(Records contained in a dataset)
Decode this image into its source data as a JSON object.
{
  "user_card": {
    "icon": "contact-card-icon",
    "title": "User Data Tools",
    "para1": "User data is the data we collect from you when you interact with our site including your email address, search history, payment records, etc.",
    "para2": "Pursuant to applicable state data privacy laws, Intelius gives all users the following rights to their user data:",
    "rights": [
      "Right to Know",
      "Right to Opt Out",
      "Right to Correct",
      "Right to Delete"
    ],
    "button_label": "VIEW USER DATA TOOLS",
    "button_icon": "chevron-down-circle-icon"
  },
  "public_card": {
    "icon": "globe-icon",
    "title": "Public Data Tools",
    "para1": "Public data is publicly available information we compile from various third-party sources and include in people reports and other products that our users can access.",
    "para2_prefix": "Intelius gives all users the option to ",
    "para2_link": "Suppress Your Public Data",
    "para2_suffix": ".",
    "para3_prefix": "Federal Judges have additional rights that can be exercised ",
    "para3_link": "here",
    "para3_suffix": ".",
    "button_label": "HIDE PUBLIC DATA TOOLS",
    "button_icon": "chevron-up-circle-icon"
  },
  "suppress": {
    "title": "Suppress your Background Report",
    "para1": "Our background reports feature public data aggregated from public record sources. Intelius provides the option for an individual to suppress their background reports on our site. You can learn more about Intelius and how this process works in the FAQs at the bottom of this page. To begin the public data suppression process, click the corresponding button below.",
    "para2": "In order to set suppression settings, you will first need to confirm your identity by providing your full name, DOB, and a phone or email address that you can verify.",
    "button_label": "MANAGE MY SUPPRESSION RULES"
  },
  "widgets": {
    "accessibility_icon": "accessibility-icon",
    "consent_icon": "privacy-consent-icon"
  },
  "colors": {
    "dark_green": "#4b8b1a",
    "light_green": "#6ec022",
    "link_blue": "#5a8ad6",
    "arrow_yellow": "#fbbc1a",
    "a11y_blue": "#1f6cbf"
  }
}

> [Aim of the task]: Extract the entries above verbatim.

> [Response to this task]:
Decode this image into its source data as a JSON object.
{
  "user_card": {
    "icon": "contact-card-icon",
    "title": "User Data Tools",
    "para1": "User data is the data we collect from you when you interact with our site including your email address, search history, payment records, etc.",
    "para2": "Pursuant to applicable state data privacy laws, Intelius gives all users the following rights to their user data:",
    "rights": [
      "Right to Know",
      "Right to Opt Out",
      "Right to Correct",
      "Right to Delete"
    ],
    "button_label": "VIEW USER DATA TOOLS",
    "button_icon": "chevron-down-circle-icon"
  },
  "public_card": {
    "icon": "globe-icon",
    "title": "Public Data Tools",
    "para1": "Public data is publicly available information we compile from various third-party sources and include in people reports and other products that our users can access.",
    "para2_prefix": "Intelius gives all users the option to ",
    "para2_link": "Suppress Your Public Data",
    "para2_suffix": ".",
    "para3_prefix": "Federal Judges have additional rights that can be exercised ",
    "para3_link": "here",
    "para3_suffix": ".",
    "button_label": "HIDE PUBLIC DATA TOOLS",
    "button_icon": "chevron-up-circle-icon"
  },
  "suppress": {
    "title": "Suppress your Background Report",
    "para1": "Our background reports feature public data aggregated from public record sources. Intelius provides the option for an individual to suppress their background reports on our site. You can learn more about Intelius and how this process works in the FAQs at the bottom of this page. To begin the public data suppression process, click the corresponding button below.",
    "para2": "In order to set suppression settings, you will first need to confirm your identity by providing your full name, DOB, and a phone or email address that you can verify.",
    "button_label": "MANAGE MY SUPPRESSION RULES"
  },
  "widgets": {
    "accessibility_icon": "accessibility-icon",
    "consent_icon": "privacy-consent-icon"
  },
  "colors": {
    "dark_green": "#4b8b1a",
    "light_green": "#6ec022",
    "link_blue": "#5a8ad6",
    "arrow_yellow": "#fbbc1a",
    "a11y_blue": "#1f6cbf"
  }
}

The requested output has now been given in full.